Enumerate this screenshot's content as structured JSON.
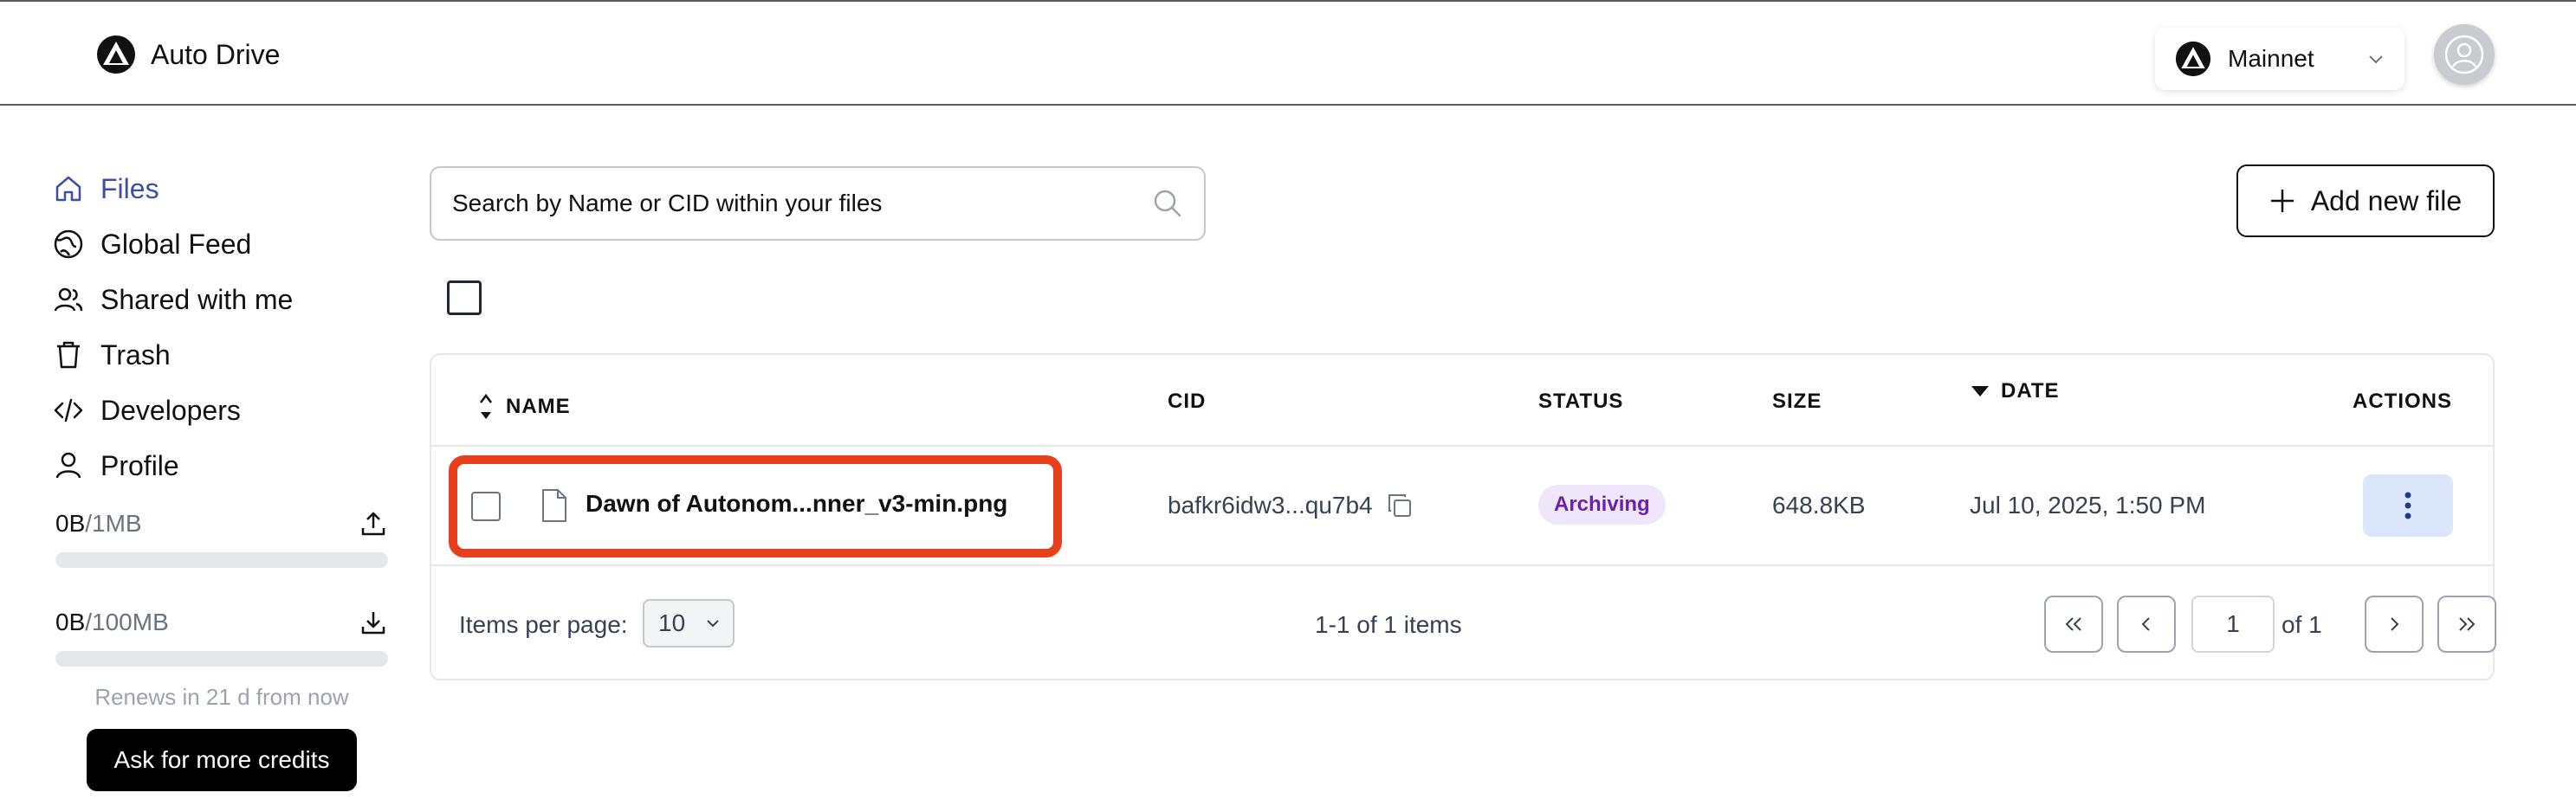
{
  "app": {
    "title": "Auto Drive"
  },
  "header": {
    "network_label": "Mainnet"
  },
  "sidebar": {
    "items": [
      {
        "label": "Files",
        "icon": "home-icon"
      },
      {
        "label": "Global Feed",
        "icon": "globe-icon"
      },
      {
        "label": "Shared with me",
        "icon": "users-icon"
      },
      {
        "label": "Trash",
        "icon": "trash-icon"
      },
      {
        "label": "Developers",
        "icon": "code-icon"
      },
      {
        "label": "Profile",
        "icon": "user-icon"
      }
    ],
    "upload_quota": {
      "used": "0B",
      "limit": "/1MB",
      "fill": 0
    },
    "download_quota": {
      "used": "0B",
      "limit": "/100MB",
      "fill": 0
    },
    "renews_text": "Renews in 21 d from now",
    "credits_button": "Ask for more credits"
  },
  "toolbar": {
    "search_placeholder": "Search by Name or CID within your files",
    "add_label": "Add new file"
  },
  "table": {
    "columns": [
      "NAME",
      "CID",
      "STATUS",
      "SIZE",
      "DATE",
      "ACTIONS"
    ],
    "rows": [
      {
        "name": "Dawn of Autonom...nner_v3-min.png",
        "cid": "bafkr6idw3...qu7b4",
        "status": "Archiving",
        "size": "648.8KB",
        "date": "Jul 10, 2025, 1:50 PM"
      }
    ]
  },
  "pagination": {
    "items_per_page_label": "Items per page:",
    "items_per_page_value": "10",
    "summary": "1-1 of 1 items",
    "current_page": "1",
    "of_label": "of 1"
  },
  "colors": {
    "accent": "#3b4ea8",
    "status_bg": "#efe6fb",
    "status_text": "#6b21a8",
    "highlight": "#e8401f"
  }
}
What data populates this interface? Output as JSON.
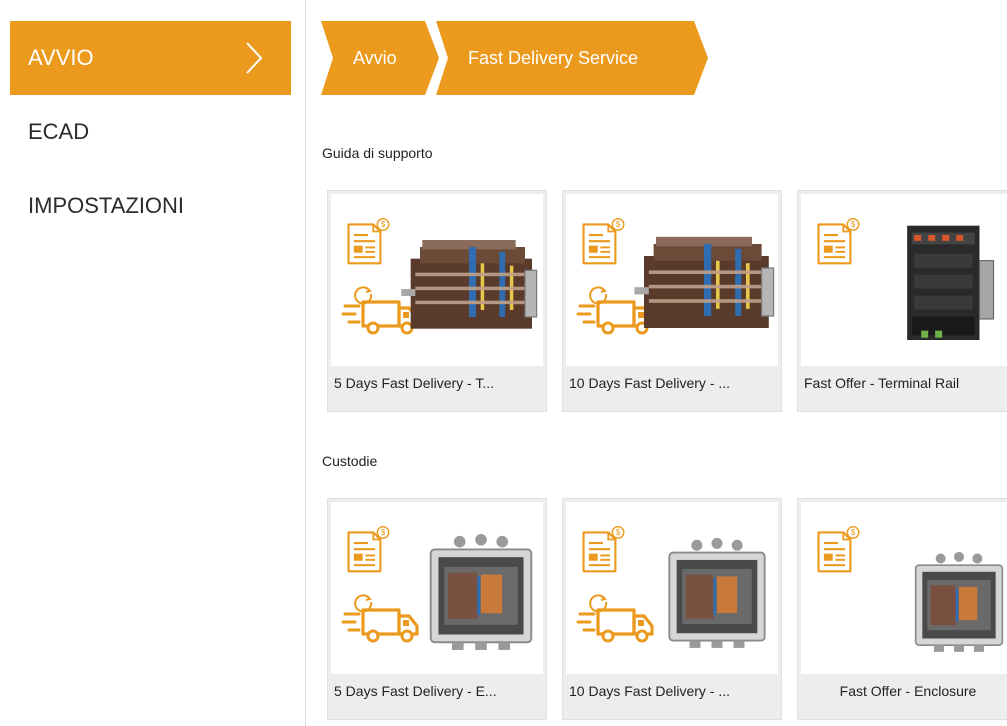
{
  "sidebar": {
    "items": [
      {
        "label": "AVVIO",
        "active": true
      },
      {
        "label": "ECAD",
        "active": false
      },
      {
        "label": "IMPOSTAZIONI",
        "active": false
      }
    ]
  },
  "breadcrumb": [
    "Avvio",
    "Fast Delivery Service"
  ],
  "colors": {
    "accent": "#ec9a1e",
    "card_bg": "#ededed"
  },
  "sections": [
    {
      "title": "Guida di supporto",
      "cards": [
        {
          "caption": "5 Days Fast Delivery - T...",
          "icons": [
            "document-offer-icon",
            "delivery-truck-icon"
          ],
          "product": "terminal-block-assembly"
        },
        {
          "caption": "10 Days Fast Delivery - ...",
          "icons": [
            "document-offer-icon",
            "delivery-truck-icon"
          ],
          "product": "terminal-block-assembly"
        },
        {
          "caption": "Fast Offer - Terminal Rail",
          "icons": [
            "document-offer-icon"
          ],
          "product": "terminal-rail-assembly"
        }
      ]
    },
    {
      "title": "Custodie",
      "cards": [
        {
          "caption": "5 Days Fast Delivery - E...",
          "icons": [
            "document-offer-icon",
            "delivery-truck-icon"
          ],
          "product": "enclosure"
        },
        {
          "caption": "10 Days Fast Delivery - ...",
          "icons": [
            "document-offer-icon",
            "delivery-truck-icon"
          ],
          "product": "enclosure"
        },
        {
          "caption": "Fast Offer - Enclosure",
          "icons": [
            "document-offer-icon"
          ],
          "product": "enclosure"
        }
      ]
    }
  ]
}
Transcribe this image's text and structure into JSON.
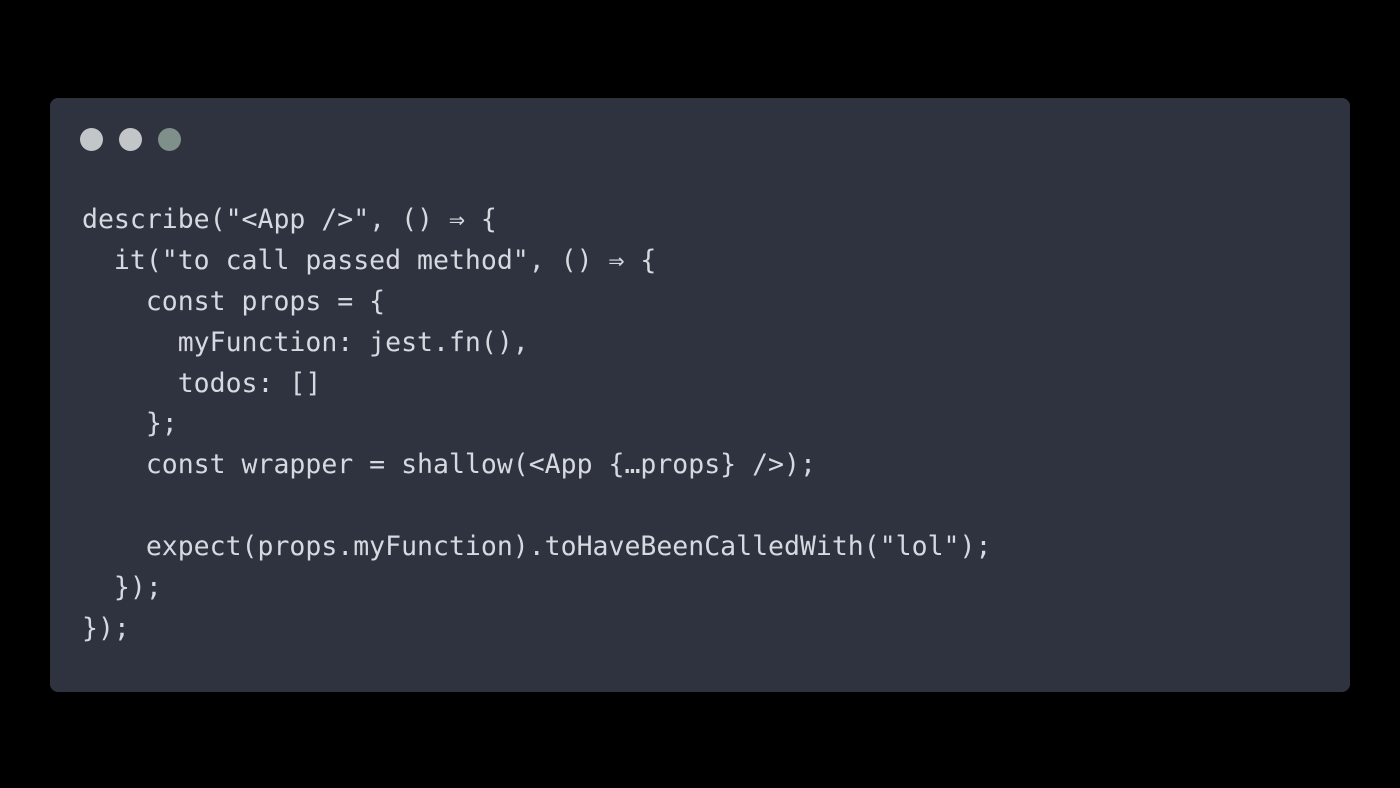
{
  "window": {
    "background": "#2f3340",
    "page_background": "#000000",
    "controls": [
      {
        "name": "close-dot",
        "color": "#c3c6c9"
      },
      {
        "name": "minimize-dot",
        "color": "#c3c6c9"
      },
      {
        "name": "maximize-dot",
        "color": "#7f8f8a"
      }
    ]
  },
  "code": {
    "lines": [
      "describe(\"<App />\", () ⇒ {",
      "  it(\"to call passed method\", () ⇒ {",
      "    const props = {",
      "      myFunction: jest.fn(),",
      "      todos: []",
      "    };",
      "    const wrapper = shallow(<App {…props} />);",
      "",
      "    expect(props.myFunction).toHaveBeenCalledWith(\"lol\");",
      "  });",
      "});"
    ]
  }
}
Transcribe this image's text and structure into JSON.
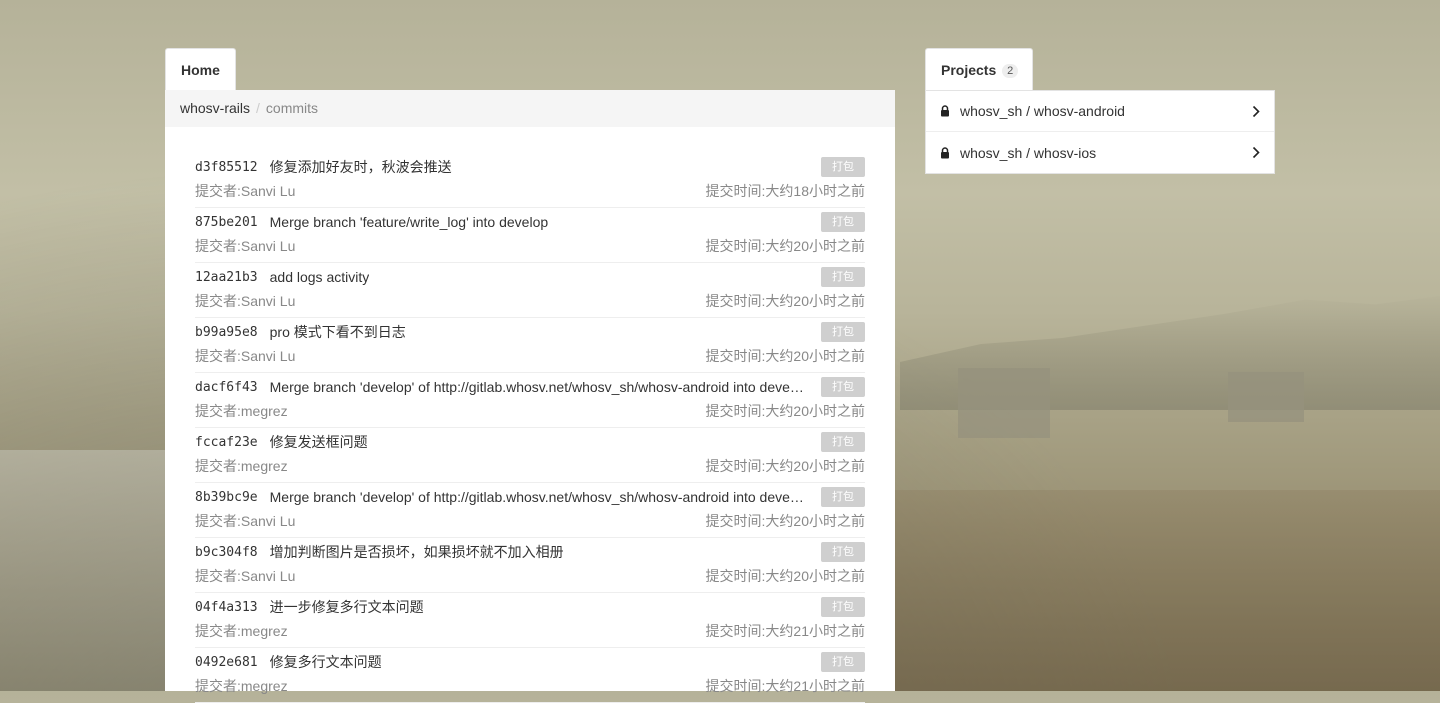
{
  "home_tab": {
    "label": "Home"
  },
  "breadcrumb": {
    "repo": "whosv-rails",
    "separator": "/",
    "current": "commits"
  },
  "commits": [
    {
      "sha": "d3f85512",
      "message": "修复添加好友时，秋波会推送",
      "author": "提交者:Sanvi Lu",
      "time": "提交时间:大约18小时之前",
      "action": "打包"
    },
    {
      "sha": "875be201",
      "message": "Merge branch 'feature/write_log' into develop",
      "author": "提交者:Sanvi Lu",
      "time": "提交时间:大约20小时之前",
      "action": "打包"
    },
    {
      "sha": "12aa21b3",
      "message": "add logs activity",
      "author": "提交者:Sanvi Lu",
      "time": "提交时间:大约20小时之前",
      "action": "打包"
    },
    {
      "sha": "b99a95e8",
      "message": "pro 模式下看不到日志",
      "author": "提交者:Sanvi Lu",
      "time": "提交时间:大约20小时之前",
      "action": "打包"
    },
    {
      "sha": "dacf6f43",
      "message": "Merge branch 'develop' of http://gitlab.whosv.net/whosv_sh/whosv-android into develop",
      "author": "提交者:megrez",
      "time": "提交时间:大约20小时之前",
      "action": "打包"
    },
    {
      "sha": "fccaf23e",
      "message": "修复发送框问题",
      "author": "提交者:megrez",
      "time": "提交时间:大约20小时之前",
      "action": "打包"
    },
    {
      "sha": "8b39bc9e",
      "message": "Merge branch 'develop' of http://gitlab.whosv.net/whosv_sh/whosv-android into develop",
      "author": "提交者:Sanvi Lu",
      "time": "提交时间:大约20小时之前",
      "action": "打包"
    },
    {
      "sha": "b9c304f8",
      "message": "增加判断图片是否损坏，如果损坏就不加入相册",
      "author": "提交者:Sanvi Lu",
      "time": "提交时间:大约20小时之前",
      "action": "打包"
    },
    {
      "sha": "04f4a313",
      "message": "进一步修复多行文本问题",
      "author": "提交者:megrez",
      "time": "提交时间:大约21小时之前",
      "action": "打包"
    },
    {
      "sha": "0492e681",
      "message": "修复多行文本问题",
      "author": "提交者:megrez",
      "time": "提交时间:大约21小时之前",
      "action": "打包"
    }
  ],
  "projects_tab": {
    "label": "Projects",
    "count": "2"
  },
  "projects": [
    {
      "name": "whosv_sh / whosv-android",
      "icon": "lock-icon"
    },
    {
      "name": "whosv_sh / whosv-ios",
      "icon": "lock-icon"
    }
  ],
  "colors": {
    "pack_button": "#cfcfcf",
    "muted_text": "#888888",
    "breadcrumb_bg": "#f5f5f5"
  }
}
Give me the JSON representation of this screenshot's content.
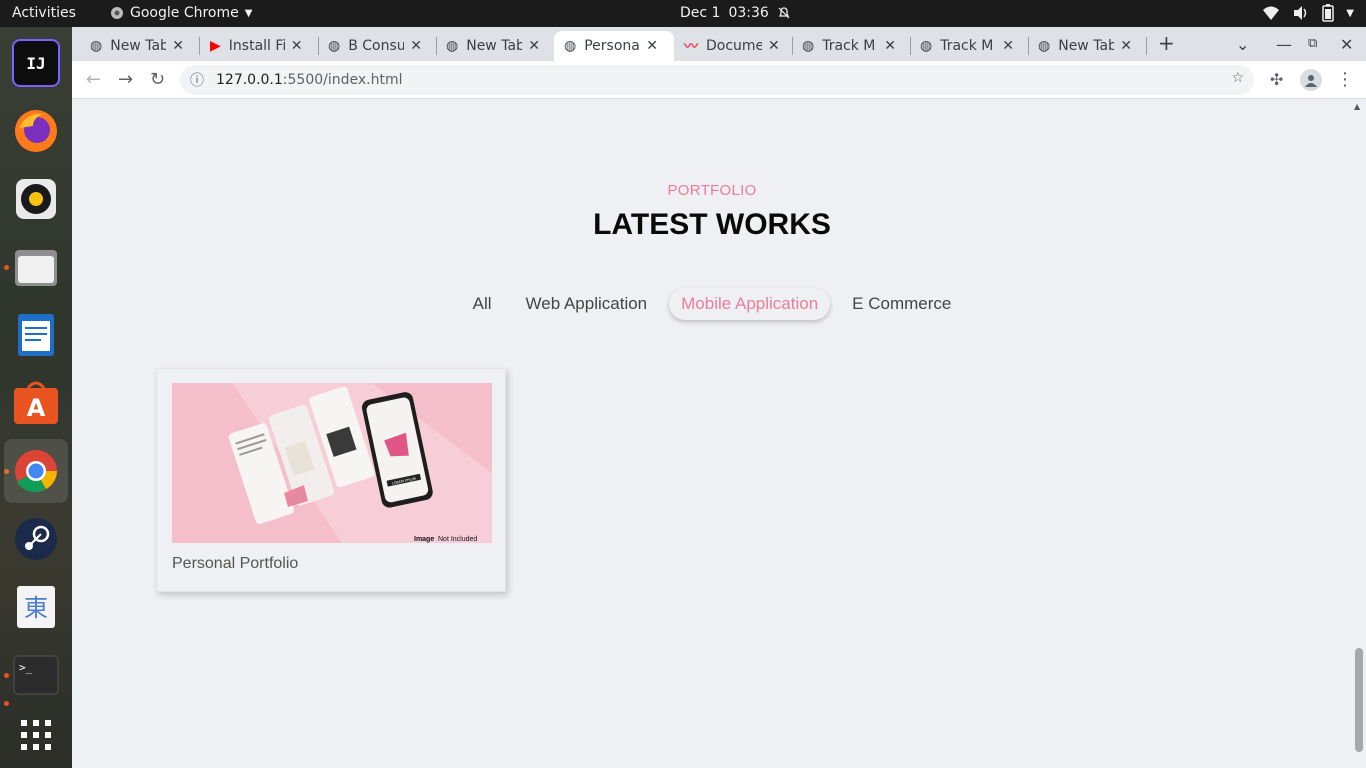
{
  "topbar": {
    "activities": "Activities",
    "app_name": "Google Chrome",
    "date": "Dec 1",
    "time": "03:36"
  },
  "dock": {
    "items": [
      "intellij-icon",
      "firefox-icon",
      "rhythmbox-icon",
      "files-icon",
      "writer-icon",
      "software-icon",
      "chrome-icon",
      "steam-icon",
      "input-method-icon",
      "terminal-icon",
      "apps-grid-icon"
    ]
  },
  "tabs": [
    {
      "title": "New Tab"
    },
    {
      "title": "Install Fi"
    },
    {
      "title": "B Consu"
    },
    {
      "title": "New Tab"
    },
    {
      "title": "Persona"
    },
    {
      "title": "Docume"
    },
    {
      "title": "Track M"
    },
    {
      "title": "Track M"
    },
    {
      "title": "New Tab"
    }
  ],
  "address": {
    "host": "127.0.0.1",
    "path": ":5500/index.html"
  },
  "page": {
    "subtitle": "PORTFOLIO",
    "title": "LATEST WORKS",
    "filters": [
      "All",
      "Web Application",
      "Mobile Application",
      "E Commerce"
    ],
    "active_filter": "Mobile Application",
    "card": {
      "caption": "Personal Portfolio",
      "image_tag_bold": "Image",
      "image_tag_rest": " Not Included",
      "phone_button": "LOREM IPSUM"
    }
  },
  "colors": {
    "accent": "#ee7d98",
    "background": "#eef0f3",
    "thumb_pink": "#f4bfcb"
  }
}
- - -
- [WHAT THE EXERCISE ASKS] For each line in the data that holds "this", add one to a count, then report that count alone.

- [RESPONSE AREA] 5